The complex issue of emergency preparedness has been recently highlighted by the US Chemical Safety Board (CSB), in their offering of a stark warning to the US chemical industry in the wake of the Arkema chemical fires in Crosby, Texas.


How offsite release exercises can maximise HazMat safety training

Written by Steven Pike on 10 Nov 2017

Providing first responders and senior management with access to high quality, realistic and regular HazMat safety training opportunities is crucial in ensuring that they are thoroughly equipped to handle any real-world response, whatever the context.

The vital importance of wide-area HazMat emergency preparedness was brought into sharp focus in two recent toxic chemical incidents on both sides of the Atlantic in August 2017.

On August 31 in the US town of Crosby, Texas, floodwaters caused by tropical storm Harvey led to a power shutdown at a chemical plant, which resulted in a series of small explosions and the release of what the Federal Emergency Management Agency (FEMA) described as “a hazardous smoke plume.”

A 1.5 mile exclusion zone was placed around the plant, and while evacuation of residents immediately outside the exclusion zone was not mandatory, the Texas commission on environmental quality urged local residents to stay inside, keep windows and doors closed and to limit physical activity.

Meanwhile on the South Coast of the UK, an unidentified chemical plume swept over the seaside area of Beachy Head over the August Bank Holiday weekend, resulting in more than 150 beachgoers requiring hospital treatment for symptoms ranging from streaming eyes and burning throats to vomiting and respiratory problems.

Toxic plumes have the potential to drift significant distances, as was evidenced in January 2013, when a foul-smelling gas cloud that originated in Rouen, France, prompted thousands of calls to the emergency services all across England’s South Coast and as far north as South-East London.

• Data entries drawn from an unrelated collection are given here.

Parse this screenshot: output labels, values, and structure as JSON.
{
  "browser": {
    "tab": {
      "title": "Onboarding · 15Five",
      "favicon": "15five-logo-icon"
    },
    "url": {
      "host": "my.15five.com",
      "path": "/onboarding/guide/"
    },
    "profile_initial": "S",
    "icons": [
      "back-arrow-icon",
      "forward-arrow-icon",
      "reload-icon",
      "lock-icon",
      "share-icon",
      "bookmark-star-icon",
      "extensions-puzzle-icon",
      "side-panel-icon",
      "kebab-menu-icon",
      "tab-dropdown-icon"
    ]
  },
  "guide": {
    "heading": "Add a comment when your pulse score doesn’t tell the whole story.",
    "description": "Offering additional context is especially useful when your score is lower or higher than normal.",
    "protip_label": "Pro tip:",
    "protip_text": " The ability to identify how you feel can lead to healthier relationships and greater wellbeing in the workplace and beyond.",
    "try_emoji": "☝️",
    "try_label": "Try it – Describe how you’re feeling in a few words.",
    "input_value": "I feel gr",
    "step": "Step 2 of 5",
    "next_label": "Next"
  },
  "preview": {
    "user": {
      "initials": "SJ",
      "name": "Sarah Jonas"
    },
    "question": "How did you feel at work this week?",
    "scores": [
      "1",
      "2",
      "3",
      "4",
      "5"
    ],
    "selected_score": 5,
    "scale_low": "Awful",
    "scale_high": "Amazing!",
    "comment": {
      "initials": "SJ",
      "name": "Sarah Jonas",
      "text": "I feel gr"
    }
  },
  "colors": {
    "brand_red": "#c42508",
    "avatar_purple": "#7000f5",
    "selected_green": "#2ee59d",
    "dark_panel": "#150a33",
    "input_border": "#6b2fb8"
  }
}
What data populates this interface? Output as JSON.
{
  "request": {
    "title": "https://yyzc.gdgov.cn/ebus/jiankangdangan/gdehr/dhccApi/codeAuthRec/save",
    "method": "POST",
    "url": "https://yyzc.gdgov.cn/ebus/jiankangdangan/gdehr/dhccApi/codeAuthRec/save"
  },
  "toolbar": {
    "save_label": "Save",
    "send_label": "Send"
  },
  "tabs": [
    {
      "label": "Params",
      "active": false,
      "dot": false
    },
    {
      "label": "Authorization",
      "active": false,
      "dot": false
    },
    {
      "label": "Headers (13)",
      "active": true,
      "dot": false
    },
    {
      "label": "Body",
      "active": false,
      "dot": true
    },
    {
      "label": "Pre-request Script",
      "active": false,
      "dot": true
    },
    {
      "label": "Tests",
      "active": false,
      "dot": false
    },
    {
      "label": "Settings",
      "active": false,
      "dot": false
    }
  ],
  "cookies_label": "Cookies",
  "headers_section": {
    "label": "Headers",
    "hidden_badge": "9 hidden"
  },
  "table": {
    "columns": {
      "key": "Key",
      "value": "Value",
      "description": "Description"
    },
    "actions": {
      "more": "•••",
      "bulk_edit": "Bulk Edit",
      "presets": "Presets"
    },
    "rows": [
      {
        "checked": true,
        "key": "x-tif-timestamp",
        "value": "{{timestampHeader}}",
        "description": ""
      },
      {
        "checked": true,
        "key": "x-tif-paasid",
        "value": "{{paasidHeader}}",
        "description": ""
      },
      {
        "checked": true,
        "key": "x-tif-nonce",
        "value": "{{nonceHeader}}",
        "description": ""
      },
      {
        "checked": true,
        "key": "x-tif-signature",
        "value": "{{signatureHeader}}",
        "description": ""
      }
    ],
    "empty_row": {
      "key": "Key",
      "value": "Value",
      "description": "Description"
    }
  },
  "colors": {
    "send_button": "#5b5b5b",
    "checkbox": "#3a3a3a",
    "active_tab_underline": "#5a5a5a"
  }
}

Fortunately these types of wide-area public emergency HazMat incidents are fairly rare. But they do highlight the crucial importance for first response teams and management to have hands-on training to handle unexpected chemical hazard events with speed, confidence and efficiency.